(WORK TO COMPLETE):
Return all the lines below in which the string "this" appears.

(RECORDS PROVIDED):
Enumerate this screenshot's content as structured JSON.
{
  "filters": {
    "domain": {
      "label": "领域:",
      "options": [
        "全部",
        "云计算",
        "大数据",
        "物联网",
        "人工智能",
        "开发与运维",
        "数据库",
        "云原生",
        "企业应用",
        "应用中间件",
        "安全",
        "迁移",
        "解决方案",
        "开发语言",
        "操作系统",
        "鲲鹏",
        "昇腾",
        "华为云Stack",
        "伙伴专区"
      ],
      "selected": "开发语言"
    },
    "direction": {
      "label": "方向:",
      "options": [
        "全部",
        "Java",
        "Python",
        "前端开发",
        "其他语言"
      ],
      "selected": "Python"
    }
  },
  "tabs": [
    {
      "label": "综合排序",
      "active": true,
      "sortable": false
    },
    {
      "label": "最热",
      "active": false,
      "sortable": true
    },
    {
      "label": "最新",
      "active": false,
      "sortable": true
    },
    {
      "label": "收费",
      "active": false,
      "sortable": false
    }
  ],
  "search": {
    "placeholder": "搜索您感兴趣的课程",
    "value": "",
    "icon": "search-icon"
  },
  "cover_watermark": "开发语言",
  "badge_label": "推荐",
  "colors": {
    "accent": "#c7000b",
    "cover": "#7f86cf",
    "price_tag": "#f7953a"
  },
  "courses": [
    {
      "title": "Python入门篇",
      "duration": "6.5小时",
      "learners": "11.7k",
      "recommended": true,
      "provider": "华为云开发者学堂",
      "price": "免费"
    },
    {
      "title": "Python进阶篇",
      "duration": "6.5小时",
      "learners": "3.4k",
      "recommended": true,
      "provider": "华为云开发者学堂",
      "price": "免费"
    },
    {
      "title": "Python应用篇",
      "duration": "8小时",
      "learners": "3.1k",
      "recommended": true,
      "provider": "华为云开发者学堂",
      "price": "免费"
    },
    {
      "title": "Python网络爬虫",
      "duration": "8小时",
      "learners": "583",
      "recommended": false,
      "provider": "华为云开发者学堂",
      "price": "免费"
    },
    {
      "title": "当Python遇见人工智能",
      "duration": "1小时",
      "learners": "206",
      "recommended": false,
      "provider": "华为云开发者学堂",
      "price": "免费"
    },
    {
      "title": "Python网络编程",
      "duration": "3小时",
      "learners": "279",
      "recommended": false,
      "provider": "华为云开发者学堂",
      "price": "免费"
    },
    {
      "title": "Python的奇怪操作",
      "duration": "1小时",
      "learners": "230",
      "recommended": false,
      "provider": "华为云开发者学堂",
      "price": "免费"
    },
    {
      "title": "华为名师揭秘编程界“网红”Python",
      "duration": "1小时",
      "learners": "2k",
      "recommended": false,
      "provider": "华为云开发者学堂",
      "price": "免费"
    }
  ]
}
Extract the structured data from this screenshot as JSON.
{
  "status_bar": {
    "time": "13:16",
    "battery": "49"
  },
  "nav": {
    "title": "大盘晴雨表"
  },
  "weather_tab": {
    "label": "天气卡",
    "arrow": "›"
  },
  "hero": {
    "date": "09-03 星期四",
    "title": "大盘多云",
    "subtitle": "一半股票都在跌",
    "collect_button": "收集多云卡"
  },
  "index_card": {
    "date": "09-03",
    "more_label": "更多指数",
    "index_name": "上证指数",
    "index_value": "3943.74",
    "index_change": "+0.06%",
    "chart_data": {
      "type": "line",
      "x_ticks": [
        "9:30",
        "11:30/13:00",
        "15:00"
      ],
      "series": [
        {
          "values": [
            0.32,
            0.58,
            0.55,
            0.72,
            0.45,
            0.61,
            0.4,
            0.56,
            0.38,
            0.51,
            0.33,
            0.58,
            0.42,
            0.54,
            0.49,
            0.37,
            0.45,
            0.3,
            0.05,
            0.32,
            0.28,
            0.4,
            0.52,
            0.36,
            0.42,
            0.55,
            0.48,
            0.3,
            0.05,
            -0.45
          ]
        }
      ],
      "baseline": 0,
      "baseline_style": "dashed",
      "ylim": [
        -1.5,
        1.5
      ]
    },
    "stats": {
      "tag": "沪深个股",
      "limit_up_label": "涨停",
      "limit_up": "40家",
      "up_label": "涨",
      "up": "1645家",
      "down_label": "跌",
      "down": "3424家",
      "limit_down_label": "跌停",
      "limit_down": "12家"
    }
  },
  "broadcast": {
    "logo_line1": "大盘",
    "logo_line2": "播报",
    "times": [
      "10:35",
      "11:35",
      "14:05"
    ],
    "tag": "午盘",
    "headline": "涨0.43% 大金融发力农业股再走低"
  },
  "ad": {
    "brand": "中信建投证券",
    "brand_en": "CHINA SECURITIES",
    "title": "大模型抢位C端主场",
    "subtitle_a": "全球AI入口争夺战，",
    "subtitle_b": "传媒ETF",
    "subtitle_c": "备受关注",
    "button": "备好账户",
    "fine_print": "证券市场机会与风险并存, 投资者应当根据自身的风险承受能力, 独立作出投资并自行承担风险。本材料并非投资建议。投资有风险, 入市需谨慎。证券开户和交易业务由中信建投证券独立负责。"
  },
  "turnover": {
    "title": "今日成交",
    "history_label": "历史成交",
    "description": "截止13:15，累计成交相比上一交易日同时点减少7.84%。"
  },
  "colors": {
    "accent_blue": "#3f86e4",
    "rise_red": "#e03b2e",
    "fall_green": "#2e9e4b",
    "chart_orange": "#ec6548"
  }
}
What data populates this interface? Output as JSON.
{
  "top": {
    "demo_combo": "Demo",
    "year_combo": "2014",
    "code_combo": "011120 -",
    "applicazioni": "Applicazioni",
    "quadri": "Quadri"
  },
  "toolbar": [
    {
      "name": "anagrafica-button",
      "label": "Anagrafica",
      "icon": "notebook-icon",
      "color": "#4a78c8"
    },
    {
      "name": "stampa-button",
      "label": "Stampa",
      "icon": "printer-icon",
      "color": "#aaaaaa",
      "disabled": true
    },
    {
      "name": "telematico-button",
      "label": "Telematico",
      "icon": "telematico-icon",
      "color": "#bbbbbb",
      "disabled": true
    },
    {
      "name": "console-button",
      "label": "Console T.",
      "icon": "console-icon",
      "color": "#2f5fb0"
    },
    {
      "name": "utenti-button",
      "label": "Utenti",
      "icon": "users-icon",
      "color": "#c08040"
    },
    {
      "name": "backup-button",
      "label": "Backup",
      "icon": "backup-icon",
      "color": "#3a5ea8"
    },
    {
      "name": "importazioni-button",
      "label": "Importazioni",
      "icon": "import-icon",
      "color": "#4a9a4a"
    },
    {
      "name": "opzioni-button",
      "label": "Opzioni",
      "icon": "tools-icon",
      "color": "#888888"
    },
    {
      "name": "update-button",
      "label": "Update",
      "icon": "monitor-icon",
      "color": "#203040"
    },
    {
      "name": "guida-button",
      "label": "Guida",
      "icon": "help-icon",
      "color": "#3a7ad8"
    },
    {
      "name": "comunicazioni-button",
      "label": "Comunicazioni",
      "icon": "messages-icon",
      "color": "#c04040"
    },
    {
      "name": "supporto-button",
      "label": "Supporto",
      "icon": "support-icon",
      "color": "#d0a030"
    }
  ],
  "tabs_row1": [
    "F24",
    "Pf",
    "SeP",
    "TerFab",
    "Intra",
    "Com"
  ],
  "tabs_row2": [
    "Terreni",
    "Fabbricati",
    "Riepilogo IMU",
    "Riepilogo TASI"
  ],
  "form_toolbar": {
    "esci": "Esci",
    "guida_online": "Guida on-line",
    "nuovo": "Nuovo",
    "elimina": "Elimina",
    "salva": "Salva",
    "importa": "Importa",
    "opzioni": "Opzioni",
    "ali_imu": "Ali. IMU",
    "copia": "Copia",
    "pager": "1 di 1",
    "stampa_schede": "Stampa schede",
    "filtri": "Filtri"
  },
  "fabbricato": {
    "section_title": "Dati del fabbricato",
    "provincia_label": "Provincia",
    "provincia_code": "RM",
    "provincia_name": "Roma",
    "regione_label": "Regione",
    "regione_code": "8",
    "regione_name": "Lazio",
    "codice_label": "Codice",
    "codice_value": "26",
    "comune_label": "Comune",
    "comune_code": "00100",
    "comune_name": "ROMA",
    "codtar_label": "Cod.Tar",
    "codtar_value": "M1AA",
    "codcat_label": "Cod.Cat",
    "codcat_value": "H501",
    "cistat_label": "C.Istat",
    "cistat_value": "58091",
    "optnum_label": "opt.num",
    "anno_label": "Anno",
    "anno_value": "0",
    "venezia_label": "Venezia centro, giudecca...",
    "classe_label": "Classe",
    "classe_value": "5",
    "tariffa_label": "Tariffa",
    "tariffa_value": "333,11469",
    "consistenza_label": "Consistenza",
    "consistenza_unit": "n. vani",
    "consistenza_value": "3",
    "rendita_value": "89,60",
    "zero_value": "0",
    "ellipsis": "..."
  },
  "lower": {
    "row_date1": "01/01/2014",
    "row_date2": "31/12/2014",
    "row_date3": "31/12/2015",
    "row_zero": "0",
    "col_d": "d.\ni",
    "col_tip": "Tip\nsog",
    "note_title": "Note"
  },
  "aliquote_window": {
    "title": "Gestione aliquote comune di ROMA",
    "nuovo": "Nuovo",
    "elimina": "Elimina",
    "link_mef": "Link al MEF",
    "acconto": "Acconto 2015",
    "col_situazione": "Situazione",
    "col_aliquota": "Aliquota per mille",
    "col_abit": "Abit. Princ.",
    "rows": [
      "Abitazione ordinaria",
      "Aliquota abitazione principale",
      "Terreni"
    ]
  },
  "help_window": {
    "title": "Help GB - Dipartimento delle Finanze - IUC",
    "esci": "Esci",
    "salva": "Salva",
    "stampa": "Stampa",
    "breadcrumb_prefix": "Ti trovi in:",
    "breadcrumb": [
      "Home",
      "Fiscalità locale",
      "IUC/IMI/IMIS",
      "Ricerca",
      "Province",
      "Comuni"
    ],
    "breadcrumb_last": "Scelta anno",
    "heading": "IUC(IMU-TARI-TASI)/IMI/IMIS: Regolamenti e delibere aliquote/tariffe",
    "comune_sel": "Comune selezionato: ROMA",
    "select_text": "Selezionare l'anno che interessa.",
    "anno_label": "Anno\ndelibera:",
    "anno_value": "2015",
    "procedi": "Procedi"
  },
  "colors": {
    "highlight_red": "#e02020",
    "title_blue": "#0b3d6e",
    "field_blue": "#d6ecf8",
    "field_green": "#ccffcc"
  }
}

(RESPONSE TO THE TASK):
Enumerate this screenshot's content as structured JSON.
Extract the structured data from this screenshot as JSON.
What data populates this interface? Output as JSON.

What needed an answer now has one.